But Tolkien was also living in a time fraught with ideological deviations, and wrongful recuperations of previous works, which the Nazi movement (to name a sole example) was quite wont to do. It is understandable, then, that Tolkien would seek to defend himself against such ill uses of his works, and would speak out against such practices. For example, it would have been interesting to know what Wagner would have thought of the Nazi's use of his music. Tolkien, seeing this, might only have wanted to prevent the same happening to his writings. Moreover, as a scholar, he would have been quite sentitive to the right use of sources, etc..., that comes with the profession, and wary of wrongful interpretations.
Still, I would like to draw a parallel with the Parnassianism, who came up with the doctrine of "art for art's sake", which stated that art shouldn't necessarily interpreted as pertaining to a political movement, nor necessarily make a political statement. It could be argued that, simply by making this statement, the tenants of the doctrine were indeed taking a political stance. The fact that such a stance wasn't explicit doesn't mean it wasn't there. Likewise, the fact that Tolkien wrote (and published) his legendarium is a stance in and of itself, though the actual content be presented as neutral.

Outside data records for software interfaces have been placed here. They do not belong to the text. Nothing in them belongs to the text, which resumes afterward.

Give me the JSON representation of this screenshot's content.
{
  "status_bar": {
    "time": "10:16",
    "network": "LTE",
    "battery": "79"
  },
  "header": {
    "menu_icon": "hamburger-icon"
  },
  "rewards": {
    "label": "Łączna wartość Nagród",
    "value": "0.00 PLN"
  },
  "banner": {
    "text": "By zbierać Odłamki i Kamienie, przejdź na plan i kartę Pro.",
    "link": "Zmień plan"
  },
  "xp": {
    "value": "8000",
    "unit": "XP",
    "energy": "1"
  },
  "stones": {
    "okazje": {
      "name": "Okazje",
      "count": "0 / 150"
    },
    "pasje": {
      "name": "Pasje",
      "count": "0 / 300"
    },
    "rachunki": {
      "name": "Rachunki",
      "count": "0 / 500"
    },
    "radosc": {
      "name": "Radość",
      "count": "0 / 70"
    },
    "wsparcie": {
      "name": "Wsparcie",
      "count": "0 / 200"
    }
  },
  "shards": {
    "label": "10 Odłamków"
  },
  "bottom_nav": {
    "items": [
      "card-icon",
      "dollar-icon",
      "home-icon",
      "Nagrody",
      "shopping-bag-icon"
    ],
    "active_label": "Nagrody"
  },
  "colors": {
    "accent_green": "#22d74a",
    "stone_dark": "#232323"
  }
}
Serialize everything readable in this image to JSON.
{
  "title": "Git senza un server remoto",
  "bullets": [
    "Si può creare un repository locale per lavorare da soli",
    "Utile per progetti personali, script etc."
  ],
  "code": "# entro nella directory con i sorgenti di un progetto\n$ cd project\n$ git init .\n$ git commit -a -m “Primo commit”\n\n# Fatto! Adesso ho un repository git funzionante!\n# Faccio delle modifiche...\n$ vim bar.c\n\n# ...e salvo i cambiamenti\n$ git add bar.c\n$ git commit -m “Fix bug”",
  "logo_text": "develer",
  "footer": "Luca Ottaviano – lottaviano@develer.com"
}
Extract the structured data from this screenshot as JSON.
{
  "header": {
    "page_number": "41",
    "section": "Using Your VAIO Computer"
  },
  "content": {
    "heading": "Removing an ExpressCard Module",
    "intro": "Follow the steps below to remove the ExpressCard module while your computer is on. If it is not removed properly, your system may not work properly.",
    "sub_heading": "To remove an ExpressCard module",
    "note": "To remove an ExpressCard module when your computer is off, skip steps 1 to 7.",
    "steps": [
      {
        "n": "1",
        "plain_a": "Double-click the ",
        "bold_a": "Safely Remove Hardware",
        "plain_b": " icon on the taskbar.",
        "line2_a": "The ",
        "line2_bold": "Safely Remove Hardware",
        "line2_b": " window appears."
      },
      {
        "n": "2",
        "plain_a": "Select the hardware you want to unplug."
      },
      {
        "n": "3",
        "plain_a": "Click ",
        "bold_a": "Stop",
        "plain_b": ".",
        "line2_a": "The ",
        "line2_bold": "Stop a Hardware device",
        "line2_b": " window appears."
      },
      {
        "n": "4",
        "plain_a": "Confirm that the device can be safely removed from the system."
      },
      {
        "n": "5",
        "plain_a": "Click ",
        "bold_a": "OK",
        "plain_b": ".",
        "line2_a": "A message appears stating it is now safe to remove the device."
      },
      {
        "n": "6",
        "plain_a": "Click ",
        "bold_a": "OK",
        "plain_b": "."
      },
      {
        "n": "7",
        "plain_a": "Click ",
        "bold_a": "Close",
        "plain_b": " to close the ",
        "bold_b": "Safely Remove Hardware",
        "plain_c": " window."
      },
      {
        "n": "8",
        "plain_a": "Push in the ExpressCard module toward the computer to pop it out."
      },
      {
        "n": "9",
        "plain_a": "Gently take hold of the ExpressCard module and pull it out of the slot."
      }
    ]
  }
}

Note that I didn't say that Tolkien was a modernist, either. I simply situated him in the larger context of literary history. And in front of an incipient (and quickly widespread) literary movement, one can declare themselves in accord or in disagrement. Seeing the bulk of Tolkien's literary offerings, and knowing his general thoughts on industrialization, not to mention the subject of his scholarly pursuits, it can indeed be inferred that he was reacting against the modernization of the Western way of life, offering his own answer in his legendarium.
I agree that he shares characteristics with the Romantic movement. However, I merely sought to present Tolkien as a bridge between two eras closer to his own times, as this seemed to be your main concern. I must say, though, that at the time he published his work, people seemed to be much more patient with long-winded prose. It is, after all, the same era that saw Margaret Mitchell's Gone With The Wind become a bestseller. In cinema, as well, people didn't mind a slower pace (compare The Fall of the Roman Empire to its modern counterpart, Gladiator). In that respect, yes, we can say that he is a product of his times.
Happy to be of service!
I just came across a hilarious piece on DeviantArt...
The Oakenshield Commandments:
I must say I had myself a laugh with the entry concerning Fili and Kili braiding "unnecesary" adornments in Thorin's hair while he's sleeping.
I wish this version could have been in the film. Excellent job done by some fans.
What was the point of Stephan Fry's character exactly? He's a good actor and deserves better than this.
Are you following Oakentoons on DeviantArt?
Well, I'm sure they coerced him into taking a large sum of money for the role.
Happy B-Day Elijah Wood.
Yes happy birthday Kevin from Sin City.
Or Ryan from Wilfred
I thought you were implying that Willford Brimley ate Elijah Wood.
Maybe in Sin City 2.
Holy moly that's coming out in August.
For my fellow Tolkienites, here is a view of Middle-Earth from above:
Collector's Edition of Desolation of Smaug to come out April 8th
Yay I will not be getting that.